Potomac Conference Ministerial Spouses Firmly Root, Grow Together
Story by Debra Anderson
The Potomac Conference ministerial spouses braved the heavy rain, limited visibility and congested roadways to attend a gathering planned just for them. Spouses traveled from Virginia, Maryland, and Washington, D.C., to connect with each other during a recent weekend retreat in Cambridge, Md. The gathering was the first time in more than 30 years that ministerial spouses in the Potomac Conference could come together to experience ministry prepared specifically for their hearts and souls.
At the event, Maya Thomas, a psychologist, and her husband, Sanjay, a lawyer and entrepreneur, shared a skills assessment that helped spouses discover or reinforce their love languages. Paul Anderson, former director of Adventist Chaplaincy Ministries for the North American Division (NAD), presented an engaging and encouraging workshop titled, “Surviving the Storms of Ministry.” Joanne and Jose Cortes Jr., pastor of Beltsville church’s DC Campus, and associate ministerial director of Evangelism for NAD, respectively, shared their unique journey as dual pastors, which makes each of them a pastor’s spouse. They spoke about tenaciously pursuing the call while prioritizing their family in ministry.
The evening concluded with a luau, including Polynesian food, tropical drinks and a lei for each attendee. Guests were intrigued as Hawaiian-born ministerial spouse Adrinna Beltre shared the historical perspective of the luau. She explained the meaning of different Hawaiian words and hand gestures and performed a beautiful hula for the guest. Ministerial spouse Deana Siologa, born and raised in American Samoa, shared her journey of becoming a Seventh-day Adventist while living in Hawaii.
Reflecting on the organization’s diversity, Maureen Tapp, director of the Ministerial Spouse’s Association and wife of Charles A. Tapp, conference president, says, “We are blessed in the Potomac Conference to have such a diverse group of constituents. We come from different countries and speak different languages. We worship through cultural filters, but what unites us is God’s calling on each of our lives—to be good stewards of our gifts in service to His people. It is a joy to celebrate our culture and our calling.”

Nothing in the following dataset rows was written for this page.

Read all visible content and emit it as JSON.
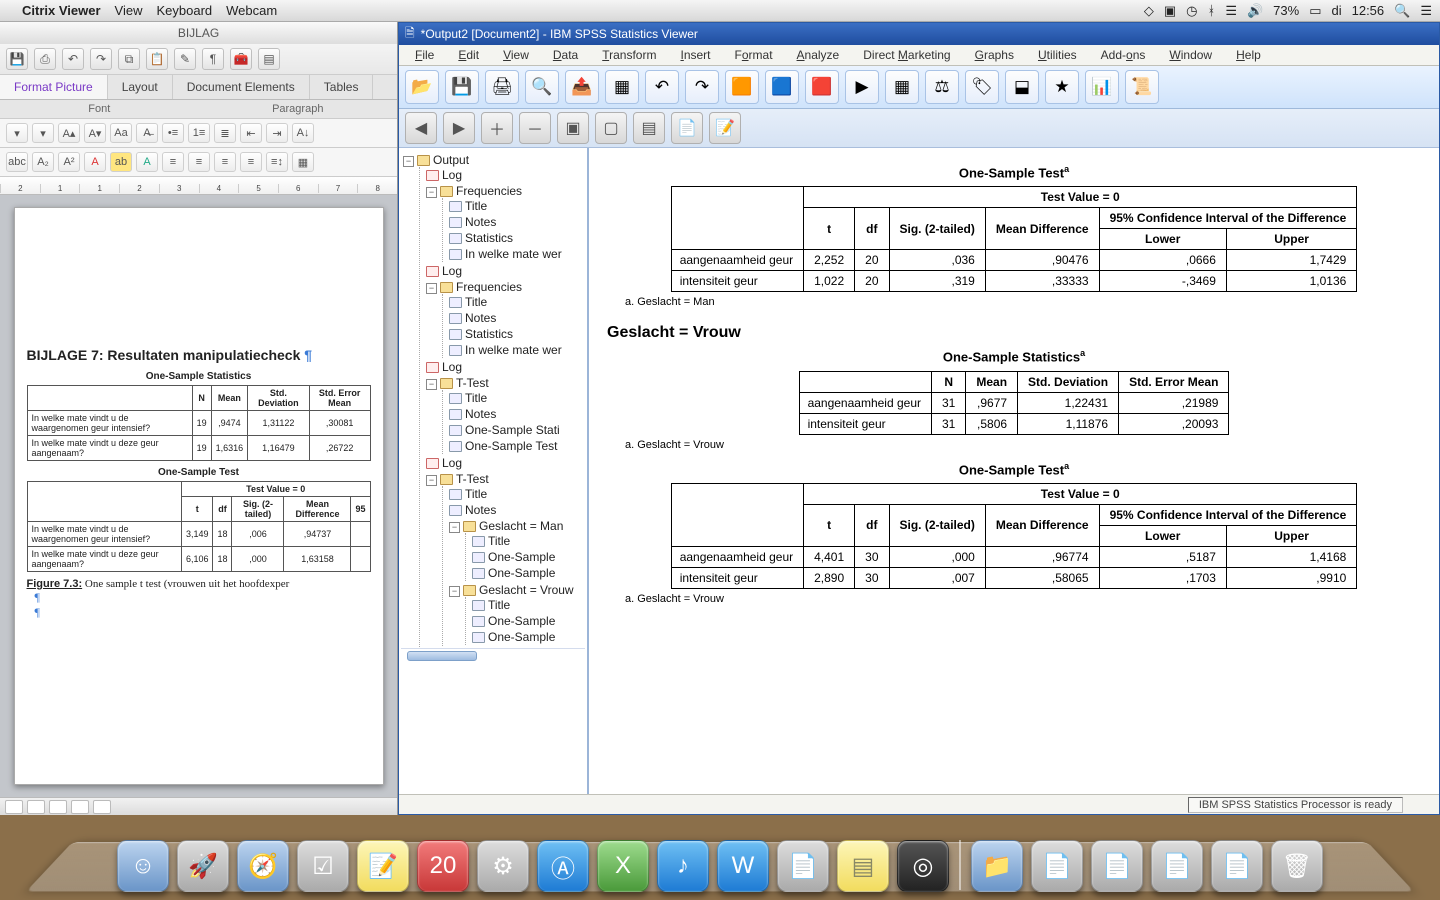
{
  "macmenu": {
    "app": "Citrix Viewer",
    "items": [
      "View",
      "Keyboard",
      "Webcam"
    ],
    "battery": "73%",
    "day": "di",
    "time": "12:56"
  },
  "word": {
    "title": "BIJLAG",
    "tabs": {
      "fp": "Format Picture",
      "layout": "Layout",
      "de": "Document Elements",
      "tables": "Tables"
    },
    "groups": {
      "font": "Font",
      "para": "Paragraph"
    },
    "ruler": [
      "2",
      "1",
      "1",
      "2",
      "3",
      "4",
      "5",
      "6",
      "7",
      "8"
    ],
    "doc": {
      "heading": "BIJLAGE 7: Resultaten manipulatiecheck",
      "tbl1": {
        "caption": "One-Sample Statistics",
        "headers": [
          "",
          "N",
          "Mean",
          "Std. Deviation",
          "Std. Error Mean"
        ],
        "rows": [
          [
            "In welke mate vindt u de waargenomen geur intensief?",
            "19",
            ",9474",
            "1,31122",
            ",30081"
          ],
          [
            "In welke mate vindt u deze geur aangenaam?",
            "19",
            "1,6316",
            "1,16479",
            ",26722"
          ]
        ]
      },
      "tbl2": {
        "caption": "One-Sample Test",
        "tv": "Test Value = 0",
        "headers": [
          "",
          "t",
          "df",
          "Sig. (2-tailed)",
          "Mean Difference",
          "95"
        ],
        "rows": [
          [
            "In welke mate vindt u de waargenomen geur intensief?",
            "3,149",
            "18",
            ",006",
            ",94737",
            ""
          ],
          [
            "In welke mate vindt u deze geur aangenaam?",
            "6,106",
            "18",
            ",000",
            "1,63158",
            ""
          ]
        ]
      },
      "fig": "Figure 7.3: One sample t test (vrouwen uit het hoofdexper"
    }
  },
  "spss": {
    "title": "*Output2 [Document2] - IBM SPSS Statistics Viewer",
    "menu": [
      "File",
      "Edit",
      "View",
      "Data",
      "Transform",
      "Insert",
      "Format",
      "Analyze",
      "Direct Marketing",
      "Graphs",
      "Utilities",
      "Add-ons",
      "Window",
      "Help"
    ],
    "menu_u": [
      "F",
      "E",
      "V",
      "D",
      "T",
      "I",
      "o",
      "A",
      "M",
      "G",
      "U",
      "",
      "W",
      "H"
    ],
    "tree": {
      "root": "Output",
      "nodes": [
        {
          "l": "Log"
        },
        {
          "l": "Frequencies",
          "c": [
            "Title",
            "Notes",
            "Statistics",
            "In welke mate wer"
          ]
        },
        {
          "l": "Log"
        },
        {
          "l": "Frequencies",
          "c": [
            "Title",
            "Notes",
            "Statistics",
            "In welke mate wer"
          ]
        },
        {
          "l": "Log"
        },
        {
          "l": "T-Test",
          "c": [
            "Title",
            "Notes",
            "One-Sample Stati",
            "One-Sample Test"
          ]
        },
        {
          "l": "Log"
        },
        {
          "l": "T-Test",
          "c": [
            "Title",
            "Notes",
            {
              "l": "Geslacht = Man",
              "c": [
                "Title",
                "One-Sample",
                "One-Sample"
              ]
            },
            {
              "l": "Geslacht = Vrouw",
              "c": [
                "Title",
                "One-Sample",
                "One-Sample"
              ]
            }
          ]
        }
      ]
    },
    "content": {
      "t1": {
        "title": "One-Sample Test",
        "tv": "Test Value = 0",
        "ci": "95% Confidence Interval of the Difference",
        "h": [
          "t",
          "df",
          "Sig. (2-tailed)",
          "Mean Difference",
          "Lower",
          "Upper"
        ],
        "rows": [
          [
            "aangenaamheid geur",
            "2,252",
            "20",
            ",036",
            ",90476",
            ",0666",
            "1,7429"
          ],
          [
            "intensiteit geur",
            "1,022",
            "20",
            ",319",
            ",33333",
            "-,3469",
            "1,0136"
          ]
        ],
        "note": "a. Geslacht = Man"
      },
      "split": "Geslacht = Vrouw",
      "t2": {
        "title": "One-Sample Statistics",
        "h": [
          "N",
          "Mean",
          "Std. Deviation",
          "Std. Error Mean"
        ],
        "rows": [
          [
            "aangenaamheid geur",
            "31",
            ",9677",
            "1,22431",
            ",21989"
          ],
          [
            "intensiteit geur",
            "31",
            ",5806",
            "1,11876",
            ",20093"
          ]
        ],
        "note": "a. Geslacht = Vrouw"
      },
      "t3": {
        "title": "One-Sample Test",
        "tv": "Test Value = 0",
        "ci": "95% Confidence Interval of the Difference",
        "h": [
          "t",
          "df",
          "Sig. (2-tailed)",
          "Mean Difference",
          "Lower",
          "Upper"
        ],
        "rows": [
          [
            "aangenaamheid geur",
            "4,401",
            "30",
            ",000",
            ",96774",
            ",5187",
            "1,4168"
          ],
          [
            "intensiteit geur",
            "2,890",
            "30",
            ",007",
            ",58065",
            ",1703",
            ",9910"
          ]
        ],
        "note": "a. Geslacht = Vrouw"
      }
    },
    "status": "IBM SPSS Statistics Processor is ready"
  }
}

To stay connected, Potomac Conference spouses have formed cohorts they refer to as SEED Groups. The mission of these groups is to support, encourage, empower and demonstrate God’s love to the ones they’ve been called to partner with in service.
Ministerial spouse Suranny Sarria, a member of the event’s planning committee, says “God’s Holy Spirt was in our midst. In the end, we left recharged and equipped to continue our ministry for Him.”
“Potomac Conference spouses are firmly planted in God’s will and His Word,” adds Maureen. “They are growing together and planting seeds of love and influence with their ministry colleagues and partners. They desire that the seeds they sow today will sprout spiritual fruit for tomorrow, nourishing their families, church members and the body of Christ.”